Literally there are no limits to the variety of hammers a smith will need, but a two pound ball peen is enough to start out. Beginners should use a hammer light enough to control and move up to heavier tools as strength and skill improve. A good general purpose hammer will have a wide and slightly convex face--specialty hammers come in many shapes used for flattening, fullering and driving the many chisels and chasing tools of the trade.
Working with hot steel requires many different types of tongs for holding the work securely on the anvil as it's forged. Tongs with flat jaws, narrow jaws, and jaws with special purpose shapes for holding odd stock will all be essential for specific projects. One of the first lessons in smithing should be how to make a good pair of blacksmith's tongs. Most smiths continue to make their own as needed.
A complete shop needs much more than the basic tool set. A solid workbench, assorted hardies (chisels or anvil blocks that fit the square socket in an anvil's face), a stout blacksmith's vise, grinding and polishing wheels, measuring tools, saws and drills will all be required. Using the basic equipment, most of a smith's tool set can be produced as a learning exercise. Purchasing advanced equipment like top and bottom swages---used for shaping and straightening long stock---or buying assorted patterning tools for decorative imprinting might be wiser than trying to produce perfect work yourself.
Blacksmiths make hot fore.

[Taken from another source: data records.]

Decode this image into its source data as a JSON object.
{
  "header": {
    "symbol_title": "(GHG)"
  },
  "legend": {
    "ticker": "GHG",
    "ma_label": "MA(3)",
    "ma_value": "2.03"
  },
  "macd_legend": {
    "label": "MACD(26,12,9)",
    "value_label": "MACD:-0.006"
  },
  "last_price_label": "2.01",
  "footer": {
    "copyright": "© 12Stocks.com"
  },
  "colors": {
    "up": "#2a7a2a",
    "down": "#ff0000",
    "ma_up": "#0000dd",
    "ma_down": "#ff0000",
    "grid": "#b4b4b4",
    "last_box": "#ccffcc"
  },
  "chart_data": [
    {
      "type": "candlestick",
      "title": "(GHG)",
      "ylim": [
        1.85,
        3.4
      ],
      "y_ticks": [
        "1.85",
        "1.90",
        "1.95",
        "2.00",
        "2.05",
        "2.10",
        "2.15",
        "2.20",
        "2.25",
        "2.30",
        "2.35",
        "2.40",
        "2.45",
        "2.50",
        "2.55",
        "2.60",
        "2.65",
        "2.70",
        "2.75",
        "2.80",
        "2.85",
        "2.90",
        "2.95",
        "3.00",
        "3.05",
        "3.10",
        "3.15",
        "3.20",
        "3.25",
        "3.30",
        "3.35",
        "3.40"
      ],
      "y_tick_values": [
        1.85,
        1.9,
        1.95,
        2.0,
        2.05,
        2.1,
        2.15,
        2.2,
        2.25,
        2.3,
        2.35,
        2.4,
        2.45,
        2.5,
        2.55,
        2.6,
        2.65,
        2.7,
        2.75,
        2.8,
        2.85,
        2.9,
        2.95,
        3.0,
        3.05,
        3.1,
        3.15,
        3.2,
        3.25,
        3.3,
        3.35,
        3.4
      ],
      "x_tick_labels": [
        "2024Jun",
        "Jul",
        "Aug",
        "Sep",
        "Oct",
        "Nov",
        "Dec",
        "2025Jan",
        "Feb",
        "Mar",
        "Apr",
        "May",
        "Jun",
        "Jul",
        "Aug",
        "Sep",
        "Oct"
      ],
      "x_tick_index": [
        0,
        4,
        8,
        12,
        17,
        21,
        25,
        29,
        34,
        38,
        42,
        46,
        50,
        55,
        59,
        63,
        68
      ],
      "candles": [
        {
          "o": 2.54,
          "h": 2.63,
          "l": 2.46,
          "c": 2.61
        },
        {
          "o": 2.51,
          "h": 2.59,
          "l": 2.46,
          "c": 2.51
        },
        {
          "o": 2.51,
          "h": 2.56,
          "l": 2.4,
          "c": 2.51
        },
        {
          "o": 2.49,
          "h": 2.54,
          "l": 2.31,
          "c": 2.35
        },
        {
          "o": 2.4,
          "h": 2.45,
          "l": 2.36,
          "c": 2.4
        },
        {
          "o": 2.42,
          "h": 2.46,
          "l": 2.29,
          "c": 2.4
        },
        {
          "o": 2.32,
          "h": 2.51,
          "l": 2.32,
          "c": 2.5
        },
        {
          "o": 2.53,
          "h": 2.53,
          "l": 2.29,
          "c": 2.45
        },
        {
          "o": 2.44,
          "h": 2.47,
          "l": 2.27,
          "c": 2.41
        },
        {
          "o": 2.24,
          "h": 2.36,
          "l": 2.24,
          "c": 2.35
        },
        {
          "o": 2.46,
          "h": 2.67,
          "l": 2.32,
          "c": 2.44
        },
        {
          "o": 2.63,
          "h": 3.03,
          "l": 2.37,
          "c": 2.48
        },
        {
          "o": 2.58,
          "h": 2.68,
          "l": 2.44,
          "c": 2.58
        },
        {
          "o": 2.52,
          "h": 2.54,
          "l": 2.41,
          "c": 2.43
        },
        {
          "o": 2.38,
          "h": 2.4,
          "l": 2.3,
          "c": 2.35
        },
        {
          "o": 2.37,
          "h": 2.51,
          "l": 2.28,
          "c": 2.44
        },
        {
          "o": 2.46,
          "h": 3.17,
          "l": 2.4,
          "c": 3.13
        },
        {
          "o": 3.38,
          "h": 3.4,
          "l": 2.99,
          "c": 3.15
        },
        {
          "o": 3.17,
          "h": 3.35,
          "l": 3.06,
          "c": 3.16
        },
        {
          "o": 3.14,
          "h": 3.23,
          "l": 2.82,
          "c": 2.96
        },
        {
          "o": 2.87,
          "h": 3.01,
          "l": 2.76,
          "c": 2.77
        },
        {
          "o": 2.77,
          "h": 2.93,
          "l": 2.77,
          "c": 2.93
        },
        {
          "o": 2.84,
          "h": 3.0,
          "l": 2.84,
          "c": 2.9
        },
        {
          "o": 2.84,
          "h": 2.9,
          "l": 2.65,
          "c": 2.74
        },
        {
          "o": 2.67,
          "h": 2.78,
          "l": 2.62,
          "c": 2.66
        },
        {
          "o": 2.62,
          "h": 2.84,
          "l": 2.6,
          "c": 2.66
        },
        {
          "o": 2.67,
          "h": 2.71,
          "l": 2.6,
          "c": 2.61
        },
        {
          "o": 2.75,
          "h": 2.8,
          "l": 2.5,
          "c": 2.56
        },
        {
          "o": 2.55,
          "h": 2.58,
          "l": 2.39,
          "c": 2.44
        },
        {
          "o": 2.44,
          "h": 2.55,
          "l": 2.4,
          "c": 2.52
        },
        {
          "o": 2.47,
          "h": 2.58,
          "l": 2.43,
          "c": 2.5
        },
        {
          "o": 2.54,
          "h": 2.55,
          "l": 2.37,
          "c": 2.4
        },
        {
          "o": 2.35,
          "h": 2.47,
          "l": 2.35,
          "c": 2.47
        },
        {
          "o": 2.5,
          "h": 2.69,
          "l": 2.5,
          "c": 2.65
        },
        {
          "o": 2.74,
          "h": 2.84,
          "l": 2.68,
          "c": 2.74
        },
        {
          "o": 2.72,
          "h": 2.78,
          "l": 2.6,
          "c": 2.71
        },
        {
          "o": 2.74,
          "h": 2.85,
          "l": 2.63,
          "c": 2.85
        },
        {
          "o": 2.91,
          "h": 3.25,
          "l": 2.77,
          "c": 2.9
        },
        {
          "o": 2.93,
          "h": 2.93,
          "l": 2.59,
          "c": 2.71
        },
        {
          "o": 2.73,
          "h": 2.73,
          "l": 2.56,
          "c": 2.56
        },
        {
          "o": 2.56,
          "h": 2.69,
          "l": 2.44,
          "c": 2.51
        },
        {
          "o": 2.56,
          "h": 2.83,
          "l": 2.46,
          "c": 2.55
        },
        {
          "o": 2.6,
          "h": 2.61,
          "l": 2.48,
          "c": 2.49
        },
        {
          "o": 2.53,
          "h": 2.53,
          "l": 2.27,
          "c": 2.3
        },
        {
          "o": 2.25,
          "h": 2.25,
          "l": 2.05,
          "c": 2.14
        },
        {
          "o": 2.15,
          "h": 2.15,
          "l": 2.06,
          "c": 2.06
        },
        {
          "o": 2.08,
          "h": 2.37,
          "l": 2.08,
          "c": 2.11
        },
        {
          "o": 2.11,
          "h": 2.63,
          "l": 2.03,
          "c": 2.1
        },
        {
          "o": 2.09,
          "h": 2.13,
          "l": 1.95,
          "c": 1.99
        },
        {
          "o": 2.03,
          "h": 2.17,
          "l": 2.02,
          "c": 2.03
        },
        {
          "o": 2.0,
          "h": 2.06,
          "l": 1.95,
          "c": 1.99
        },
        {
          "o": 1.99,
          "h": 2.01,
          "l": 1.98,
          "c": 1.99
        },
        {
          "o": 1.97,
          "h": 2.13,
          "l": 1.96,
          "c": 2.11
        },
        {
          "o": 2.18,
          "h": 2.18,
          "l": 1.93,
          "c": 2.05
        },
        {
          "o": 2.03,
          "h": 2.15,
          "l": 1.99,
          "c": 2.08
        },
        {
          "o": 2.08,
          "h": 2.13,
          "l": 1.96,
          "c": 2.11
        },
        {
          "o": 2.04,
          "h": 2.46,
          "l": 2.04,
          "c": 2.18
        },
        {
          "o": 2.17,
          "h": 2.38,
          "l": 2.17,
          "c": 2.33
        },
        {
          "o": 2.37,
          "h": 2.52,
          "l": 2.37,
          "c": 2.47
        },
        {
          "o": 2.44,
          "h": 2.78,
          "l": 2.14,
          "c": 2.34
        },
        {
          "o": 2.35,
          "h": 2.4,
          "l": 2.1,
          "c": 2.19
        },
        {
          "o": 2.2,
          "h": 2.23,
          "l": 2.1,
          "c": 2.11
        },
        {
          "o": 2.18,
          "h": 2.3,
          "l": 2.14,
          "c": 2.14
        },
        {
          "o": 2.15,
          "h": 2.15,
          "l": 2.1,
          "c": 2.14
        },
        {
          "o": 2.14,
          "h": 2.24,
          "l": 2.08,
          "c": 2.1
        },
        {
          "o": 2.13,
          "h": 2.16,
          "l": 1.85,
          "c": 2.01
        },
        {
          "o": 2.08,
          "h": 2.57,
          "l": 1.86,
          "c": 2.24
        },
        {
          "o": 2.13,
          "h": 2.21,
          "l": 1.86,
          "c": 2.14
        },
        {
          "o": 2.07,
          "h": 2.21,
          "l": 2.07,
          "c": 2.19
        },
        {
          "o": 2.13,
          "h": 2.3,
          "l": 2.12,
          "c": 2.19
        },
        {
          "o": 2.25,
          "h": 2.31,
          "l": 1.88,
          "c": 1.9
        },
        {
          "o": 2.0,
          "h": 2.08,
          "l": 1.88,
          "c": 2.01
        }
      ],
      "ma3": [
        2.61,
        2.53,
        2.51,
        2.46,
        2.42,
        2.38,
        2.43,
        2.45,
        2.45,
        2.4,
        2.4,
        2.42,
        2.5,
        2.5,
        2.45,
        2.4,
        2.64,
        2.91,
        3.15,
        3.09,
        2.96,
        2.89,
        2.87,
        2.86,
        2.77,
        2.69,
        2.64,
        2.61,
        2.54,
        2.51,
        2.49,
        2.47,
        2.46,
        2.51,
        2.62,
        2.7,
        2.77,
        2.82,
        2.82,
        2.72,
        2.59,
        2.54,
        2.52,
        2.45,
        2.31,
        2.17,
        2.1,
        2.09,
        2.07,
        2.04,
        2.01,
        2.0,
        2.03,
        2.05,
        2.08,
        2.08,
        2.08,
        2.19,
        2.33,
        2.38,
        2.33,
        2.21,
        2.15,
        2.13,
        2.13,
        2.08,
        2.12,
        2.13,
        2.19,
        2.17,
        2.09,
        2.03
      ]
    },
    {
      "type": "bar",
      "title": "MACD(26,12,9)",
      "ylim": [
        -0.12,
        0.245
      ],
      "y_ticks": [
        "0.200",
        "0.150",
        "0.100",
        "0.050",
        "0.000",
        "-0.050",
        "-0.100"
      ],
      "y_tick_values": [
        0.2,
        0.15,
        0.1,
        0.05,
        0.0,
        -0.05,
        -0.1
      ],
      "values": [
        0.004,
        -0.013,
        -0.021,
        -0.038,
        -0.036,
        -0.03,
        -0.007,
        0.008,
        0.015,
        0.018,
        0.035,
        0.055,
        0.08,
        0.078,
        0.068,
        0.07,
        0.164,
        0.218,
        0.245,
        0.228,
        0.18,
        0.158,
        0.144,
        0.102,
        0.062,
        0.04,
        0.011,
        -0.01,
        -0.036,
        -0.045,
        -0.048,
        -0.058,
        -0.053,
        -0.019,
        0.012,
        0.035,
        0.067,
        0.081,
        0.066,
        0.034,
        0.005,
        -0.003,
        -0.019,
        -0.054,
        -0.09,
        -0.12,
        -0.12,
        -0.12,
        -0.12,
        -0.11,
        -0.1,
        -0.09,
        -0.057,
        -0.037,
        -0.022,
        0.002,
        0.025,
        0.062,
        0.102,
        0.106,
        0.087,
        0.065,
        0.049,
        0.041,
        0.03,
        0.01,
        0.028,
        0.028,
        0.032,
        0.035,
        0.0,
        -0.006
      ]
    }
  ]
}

Many, the Quakers in particular, were in search of Religious Freedom. Officially sanctioned 'State' religions made anyone not practicing them subject to persecution of various forms and degrees. And before the American Revolution, there were about 50,000 convicts transported from Britain and Ireland to the American colonies. The majority went to Maryland, Virginia or Pennsylvania.
to help with breathing in hot temperatures or when gas or dust is released
the blacksmiths probably were richer because they helped the community run better with the tools they made
A bellows blows air on to the fire. More air means that more oxygen is available to burn with the charcoal, coal or coke( The most common solid fuels for a blacksmith). The resulting fire burns hotter giving you the temperatures you need to soften the metal enough to shape it with a hammer.
Black smiths worked with metals to make stronger and lighter swords and amour, fabric dryers learnt how to colour cloth, and potters decorated their work with glazes from the earth.
no, women did not do that kind of work.
Actually, yes there were women who were blacksmiths and ferriers in the Middle Ages, as medieval records show.
There are a couple links below that might be helpful about this, one to a related question on the things medieval women did, the other being a link to a Wikipedia article on horses in the Middle Ages, a section relating to women.
His Roman equivalent is named Vulcan.
There is common thread for Crippled blacksmith Gods in a variety societies.
Some blacksmiths might actually have dug their own ore, but they probably got most of their metals from miners, refiners, or metals traders. They did a lot of recycling in the Middle Ages also.
Blacksmiths worked primarily with iron. The ore originated as lumps of bog iron (deposited of iron oxides found in swamps and produced by biochemical or chemical activity) and as haematite ores. The Japanese process of collecting black iron oxides from sand was not practiced.
The ore was turned into metal by heating and hammering the ore to drive out the impurities leaving the iron behind. As a consequence the iron had a low carbon content. Iron was worked from these "blooms" into the finished items.
iron was a valuable commodity. A man might own only a few kilograms of iron - enough for a few knives, tools or a bit of armour. As consequence iron was recycled and reused as many times as possible.